If you haven’t already done so, make sure you create a cybersecurity self-assessment. In an increasingly digital world cyber-attacks on businesses have become an everyday reality. In 2017 there were countless reports about cybersecurity, including phishing scams, ransomware and new attack methods. For 2018, security experts are predicting even bigger attacks and smarter hacks that could be met with heavy fines on regulated organizations for not preventing or minimizing a breach on their watch. It’s estimated that cybercrime will cost approximately $6 trillion per year on average through 2021.

Managing risk is critical, and that process starts with a risk assessment. If your organization hasn’t completed a self-assessment of its cybersecurity and compliance processes previously or done so recently, now is the best time to follow through with a complete assessment.  By initializing a framework, a successful risk assessment process should align with your business goals and help you reduce risks.

Cybersecurity Self-assessment Measures Security Risk Objectively Across Teams and Roles

Create a Cyber Security Self-Assessment

Most organizations have a variety of clouds, platforms and IT infrastructure, security exposures may not be discovered without a proper risk assessment. Worse, this could cause a traumatic event. By incorporating a self-assessment tool, different views can be had across teams and roles.

Cybersecurity Self-assessment Helps you Quickly Adapt to Regulatory Changes

Create a Cyber Security Self-Assessment

The everchanging IT environment within as organizations has evolving technology platforms, adoption of new devices, subscriptions and solutions. It is for this reason that enterprises must continually keep up with the reality of everyday routines that ultimately drive business (or slow it down). Practices that may have been efficient a year ago can rapidly diminish and become limiting today. Routine security risk assessments can help organizations stay proactive. With the right cloud tools and controls, enterprises can quickly adapt to the present changes.
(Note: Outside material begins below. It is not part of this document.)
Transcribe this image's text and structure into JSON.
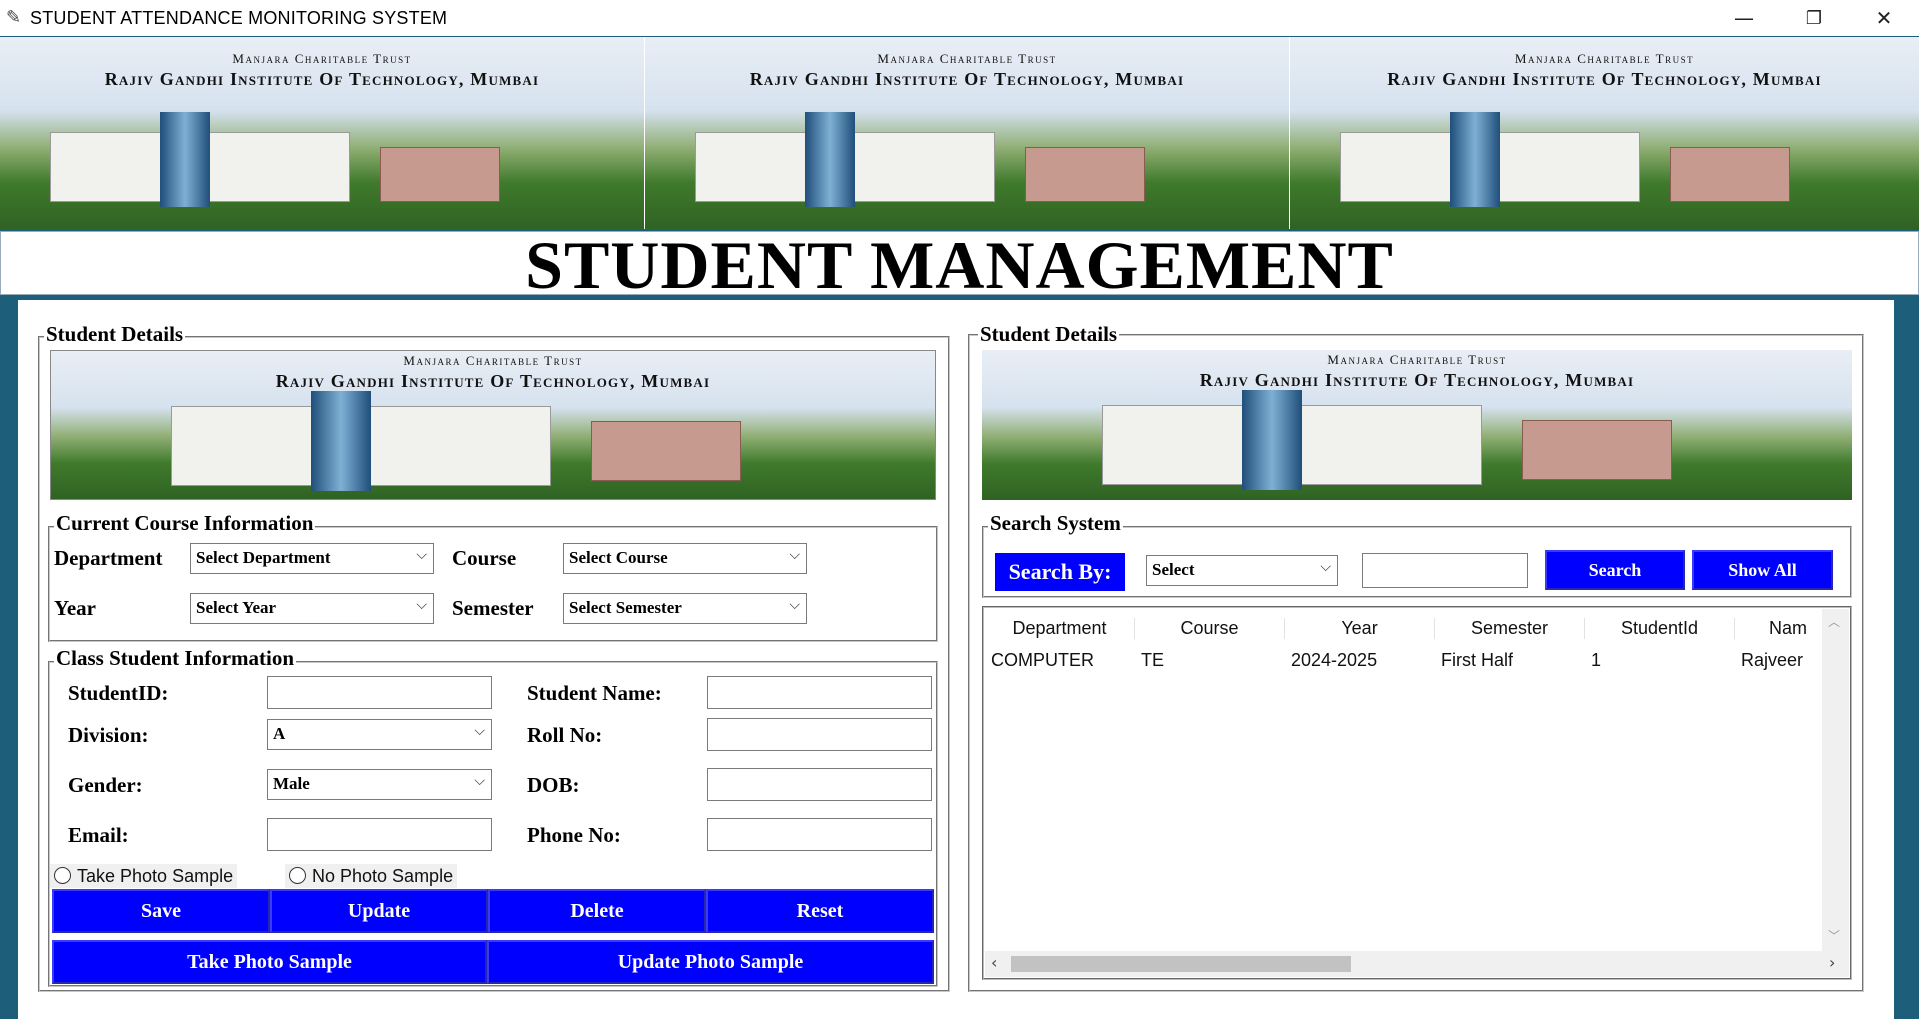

Empowering Users

Create a Cyber Security Self-Assessment

In most cases, the biggest threat in an organization is those who work within the organization. Employees within an organization are the main threat to cybersecurity. Those without knowledge have the most opportunity to expose your data, second to vendors with access to your systems. Recognizing phishing mail and proper management of user access and authentication, to recognizing phishing emails, users can make or break your security. Keeping employees educated is key to preventing attacks and responding to them accurately.

Creating a Risk Assessment

Create a Cyber Security Self-Assessment

85% of business assets are in digital form. Therefore, it is critical that organizations take precautions before it’s too late. Risk assessments can be performed on any application, function, or process within an organization. The first step in creating a risk assessment involves developing an operation that fits the size, scope, and complexity of your organization. This involves identifying internal and external systems that are either critical to your operations, and/or that process, store, or transmit legally protected or sensitive data (financial, healthcare, or credit card information). Then a risk assessment can be created based on criticality and information sensitivity. The results derived from the assessment will give you a practical and cost-effective plan to protect assets and still maintain a balance of productivity and operational effectiveness. It will help you to recognize the missing piece of the puzzle. Where there are gaps and which cybersecurity assets would be most beneficial in patching/mitigating those missing puzzle pieces.

Basic Steps of a Risk Assessment



  1. Identify: Characterize the system (process, function, or application)
  2. Protect: Identify Threats
  3. Detect: Determine inherent risk & impact
  4. Respond: Analyze the control environment
  5. Recover: restoration of systems and improvements

For more information refer to the NIST cybersecurity framework section 4.0 for a detailed framework on structuring a risk assessment for your organization.



To get some help to create a Cyber Security Risk Assessment contact Jolera today!